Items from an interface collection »
········

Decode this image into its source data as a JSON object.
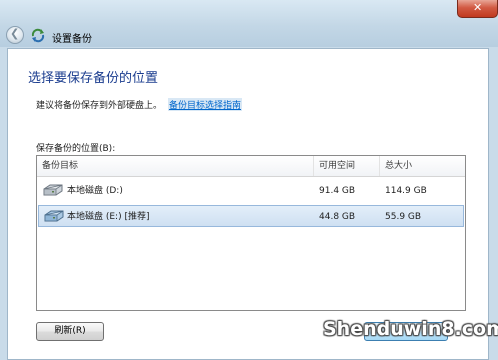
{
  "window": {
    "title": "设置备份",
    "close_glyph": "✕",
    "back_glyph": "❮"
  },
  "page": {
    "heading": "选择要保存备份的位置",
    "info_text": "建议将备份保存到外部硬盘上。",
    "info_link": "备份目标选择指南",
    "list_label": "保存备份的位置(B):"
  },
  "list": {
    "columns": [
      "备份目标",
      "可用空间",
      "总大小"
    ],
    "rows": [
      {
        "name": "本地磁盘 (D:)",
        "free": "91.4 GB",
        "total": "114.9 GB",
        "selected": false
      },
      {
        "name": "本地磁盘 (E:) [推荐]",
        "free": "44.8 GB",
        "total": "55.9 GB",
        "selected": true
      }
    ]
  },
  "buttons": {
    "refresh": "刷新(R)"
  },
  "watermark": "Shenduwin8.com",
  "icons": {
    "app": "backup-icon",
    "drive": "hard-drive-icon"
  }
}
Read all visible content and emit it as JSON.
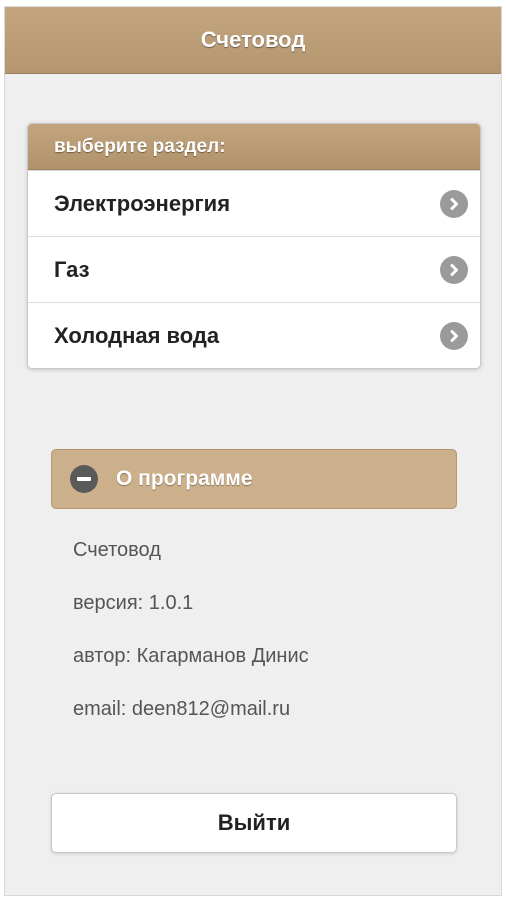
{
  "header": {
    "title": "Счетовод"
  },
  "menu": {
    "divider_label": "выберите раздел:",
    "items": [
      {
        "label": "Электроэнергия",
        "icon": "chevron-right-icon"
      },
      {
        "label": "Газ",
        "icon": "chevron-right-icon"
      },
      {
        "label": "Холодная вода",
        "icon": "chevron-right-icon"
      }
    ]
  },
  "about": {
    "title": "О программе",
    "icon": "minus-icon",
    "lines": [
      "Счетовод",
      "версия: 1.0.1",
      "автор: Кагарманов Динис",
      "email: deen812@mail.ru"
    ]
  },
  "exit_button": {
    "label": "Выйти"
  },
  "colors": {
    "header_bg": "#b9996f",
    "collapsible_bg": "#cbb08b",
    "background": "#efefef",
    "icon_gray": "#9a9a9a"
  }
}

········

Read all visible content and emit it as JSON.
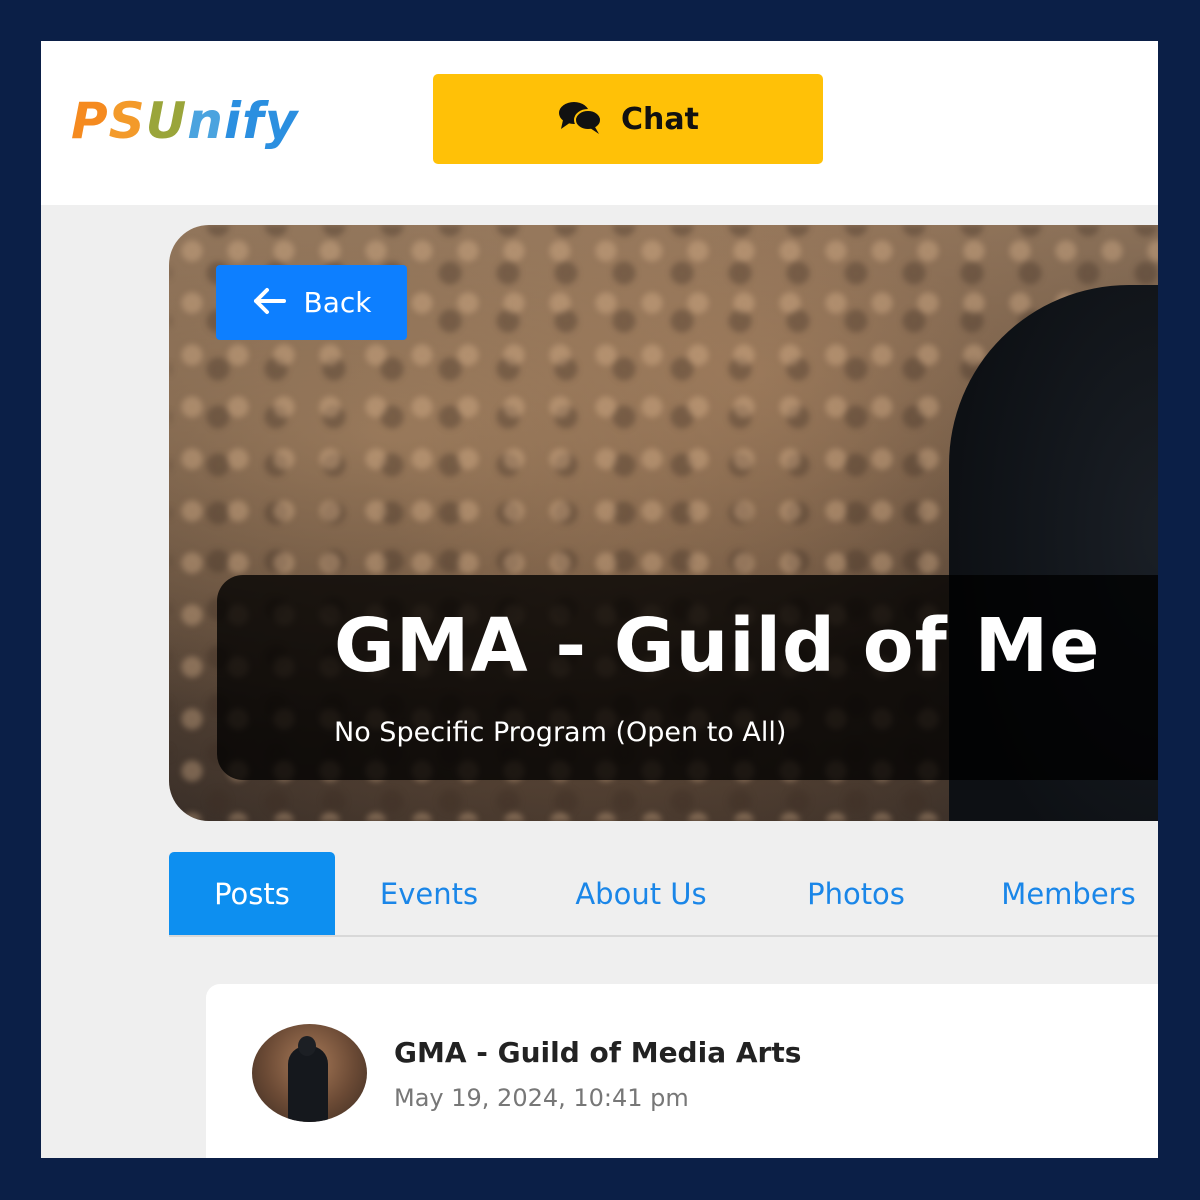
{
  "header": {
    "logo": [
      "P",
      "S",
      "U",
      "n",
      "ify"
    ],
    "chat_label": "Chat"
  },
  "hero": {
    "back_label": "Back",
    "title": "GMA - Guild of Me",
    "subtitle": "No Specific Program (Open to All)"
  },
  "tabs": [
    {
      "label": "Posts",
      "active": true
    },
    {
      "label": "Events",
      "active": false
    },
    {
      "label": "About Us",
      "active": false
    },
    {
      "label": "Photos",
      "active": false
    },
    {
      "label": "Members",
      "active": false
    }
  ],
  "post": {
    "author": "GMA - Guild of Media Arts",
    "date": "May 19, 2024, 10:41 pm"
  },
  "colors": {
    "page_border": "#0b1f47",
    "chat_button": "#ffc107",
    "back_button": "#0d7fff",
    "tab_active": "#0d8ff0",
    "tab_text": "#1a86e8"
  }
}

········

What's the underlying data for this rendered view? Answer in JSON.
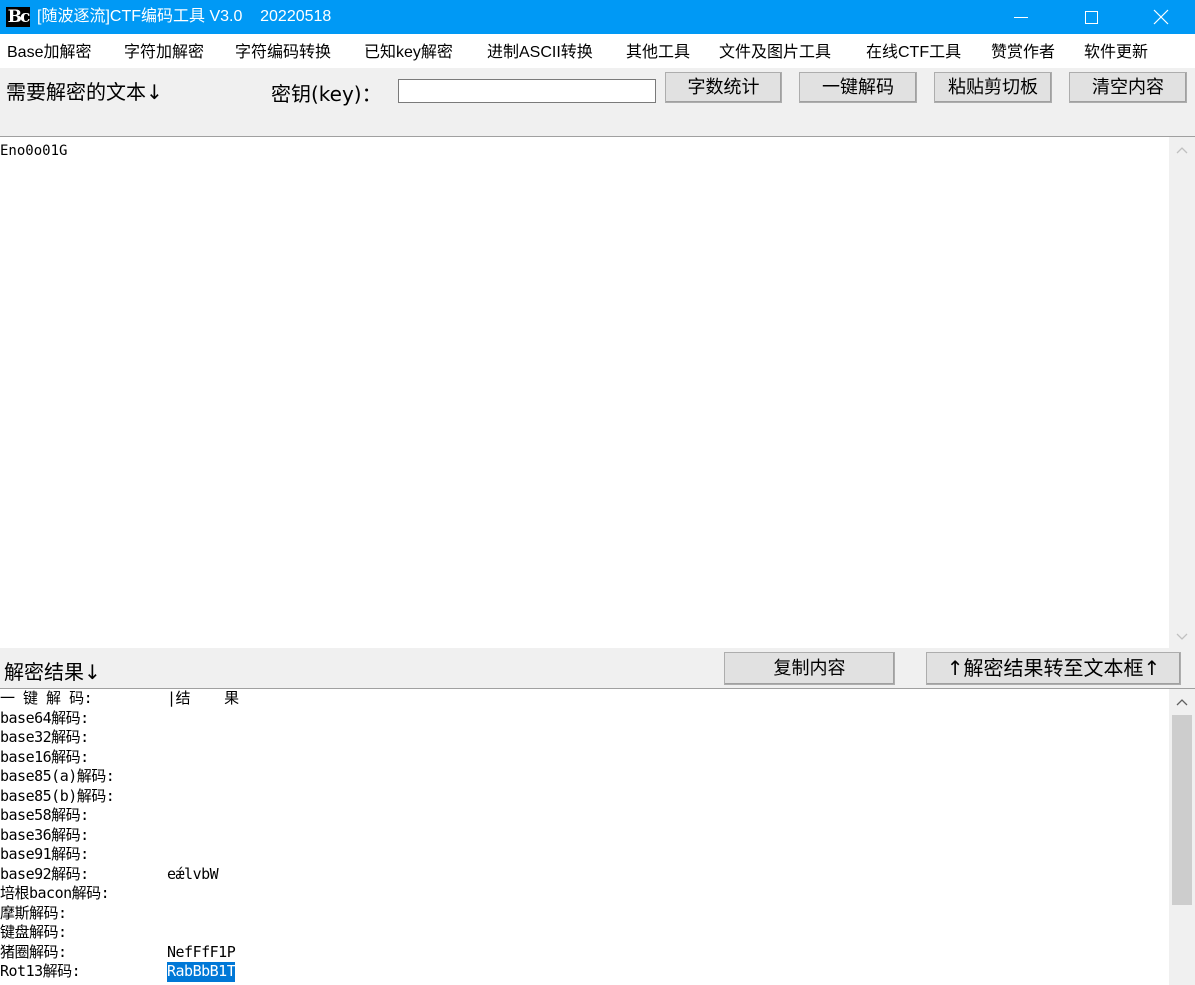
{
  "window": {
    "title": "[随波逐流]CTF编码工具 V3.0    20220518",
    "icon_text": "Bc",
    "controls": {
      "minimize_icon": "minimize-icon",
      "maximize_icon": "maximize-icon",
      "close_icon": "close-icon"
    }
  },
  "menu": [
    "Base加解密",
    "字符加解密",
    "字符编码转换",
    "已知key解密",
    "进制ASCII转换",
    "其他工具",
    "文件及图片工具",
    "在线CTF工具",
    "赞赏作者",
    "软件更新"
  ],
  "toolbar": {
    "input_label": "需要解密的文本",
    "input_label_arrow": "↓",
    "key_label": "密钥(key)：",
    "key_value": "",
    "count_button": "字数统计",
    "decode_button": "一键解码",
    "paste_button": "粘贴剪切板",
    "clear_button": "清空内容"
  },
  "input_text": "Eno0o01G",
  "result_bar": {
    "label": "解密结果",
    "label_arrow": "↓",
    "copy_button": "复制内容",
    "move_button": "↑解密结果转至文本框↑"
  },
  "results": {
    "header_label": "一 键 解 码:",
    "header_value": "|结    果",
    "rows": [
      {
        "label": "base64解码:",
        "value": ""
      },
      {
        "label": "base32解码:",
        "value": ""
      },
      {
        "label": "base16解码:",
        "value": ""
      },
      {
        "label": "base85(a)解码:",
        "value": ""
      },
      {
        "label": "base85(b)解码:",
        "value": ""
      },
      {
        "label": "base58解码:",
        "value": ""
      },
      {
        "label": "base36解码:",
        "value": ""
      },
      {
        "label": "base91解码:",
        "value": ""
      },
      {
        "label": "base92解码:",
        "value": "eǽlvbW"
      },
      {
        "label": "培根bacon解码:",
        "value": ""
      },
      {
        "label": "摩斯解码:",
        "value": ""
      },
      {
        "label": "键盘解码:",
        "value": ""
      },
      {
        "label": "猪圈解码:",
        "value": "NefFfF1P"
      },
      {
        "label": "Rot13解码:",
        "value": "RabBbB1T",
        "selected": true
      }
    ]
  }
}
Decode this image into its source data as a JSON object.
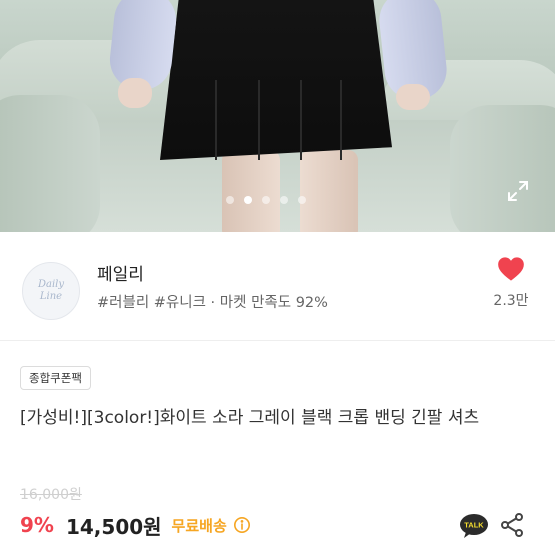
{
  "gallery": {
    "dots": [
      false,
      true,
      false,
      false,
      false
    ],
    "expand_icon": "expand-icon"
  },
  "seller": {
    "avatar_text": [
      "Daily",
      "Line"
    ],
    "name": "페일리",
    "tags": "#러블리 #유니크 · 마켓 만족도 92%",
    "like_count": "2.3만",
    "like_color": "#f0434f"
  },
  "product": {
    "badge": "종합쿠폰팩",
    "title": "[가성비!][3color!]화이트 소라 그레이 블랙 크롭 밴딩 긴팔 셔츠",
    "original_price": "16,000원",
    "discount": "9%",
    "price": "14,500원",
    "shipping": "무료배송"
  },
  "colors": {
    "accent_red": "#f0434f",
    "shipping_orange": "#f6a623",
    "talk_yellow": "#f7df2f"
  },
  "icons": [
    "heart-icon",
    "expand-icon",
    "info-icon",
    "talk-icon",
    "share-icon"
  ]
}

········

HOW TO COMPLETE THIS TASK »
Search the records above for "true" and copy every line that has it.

TASK RESPONSE »
        "selected": true
      "active": true
        "selected": true
      true,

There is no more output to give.